China scrambles for iron imports

Discussion in 'Metal Futures' started by ASusilovic, Jul 15, 2009.

  1. China’s steel industry has been hit with sharply higher spot prices for iron ore as mills scramble for imports ahead of expected import curbs linked to an inquiry involving spying charges against Rio Tinto, the Anglo-Australian miner.

    Steel Business Briefing, the consultancy in Shanghai, said this week’s surge in Indian iron ore prices, which have risen by as much as $8 a tonne to almost $90 a tonne, was triggered by supply constraints as Australian miners halt spot shipments to China, while Chinese mills rush to buy amid reports that as many as 20 iron ore import licences will be cancelled. “Some traders point to congestion at Indian ports for the increase. But most believe the key reason is that Rio and BHP Billiton have stopped putting spot shipments up for bid, with volume falling off since the start of July,” the consultancy wrote. It quoted one Shanghai-based trader as saying: “There’s almost nothing coming from Australia at the moment.” Mills are increasingly nervous about what Beijing says is an effort to crack down on corruption in the steel industry.

    Somehow this stuff needs to be shipped to China, or ?

    Watch this :
  2. Keep your eye on DRYS, China possibly shifts its import from Rio Tinto to Brazil's Companhia Vale do Rio Doce. Rio is screwed this time, no matter how hysterically Australia can be this time. :D
  3. poyayan


  4. Illum


    Someone has been buying X. Everyday all day, twice on sunday. Wonder who it is?
  5. I think(speculate) Chinese can squeeze 36% to 39% cut, anything above 40% is very unlikely.
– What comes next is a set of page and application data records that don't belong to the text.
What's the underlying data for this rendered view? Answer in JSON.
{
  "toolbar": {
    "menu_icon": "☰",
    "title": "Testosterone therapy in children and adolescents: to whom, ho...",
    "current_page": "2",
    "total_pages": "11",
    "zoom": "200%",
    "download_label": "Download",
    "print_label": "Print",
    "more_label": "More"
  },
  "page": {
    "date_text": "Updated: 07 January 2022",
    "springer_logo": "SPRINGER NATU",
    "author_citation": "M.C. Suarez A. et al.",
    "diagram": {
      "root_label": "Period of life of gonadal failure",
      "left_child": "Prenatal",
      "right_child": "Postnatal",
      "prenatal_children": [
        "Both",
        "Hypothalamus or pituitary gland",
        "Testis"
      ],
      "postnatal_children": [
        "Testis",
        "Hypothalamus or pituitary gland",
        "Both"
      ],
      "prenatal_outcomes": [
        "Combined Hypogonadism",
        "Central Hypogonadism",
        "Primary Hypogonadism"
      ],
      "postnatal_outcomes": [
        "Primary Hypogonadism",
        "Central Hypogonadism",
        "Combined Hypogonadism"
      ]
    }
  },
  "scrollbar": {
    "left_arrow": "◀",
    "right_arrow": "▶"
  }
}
    The questions is who want to be the handler of US debts if Chinese unloads, I don't see any so far this year, only Chinese increased buying US debts, although most are short term.
  6. china is like a big monster eating up the whole world
  7. do they really need more ore??? Supply glut china!
  8. Chinese has a very outdated system to import iron ore, a group of importers were acting as iron ore producer agents in China, using public funds speculating iron ore price, to these groups of middle man, higher price will help their personal gains.

    Anyway, crackdown on these people in China is coming soon.
  9. subban


    The problem with DRYS is that the stock is overdilluted. How many stock offerings have they done to cover covenant debt?
  10. Using DRYS etfs as a index for shipping industry, more specifically, or 2nd index comparing with Baltic Dry Index, give you a better senses where is shipping cost heading.

    #10     Jul 31, 2009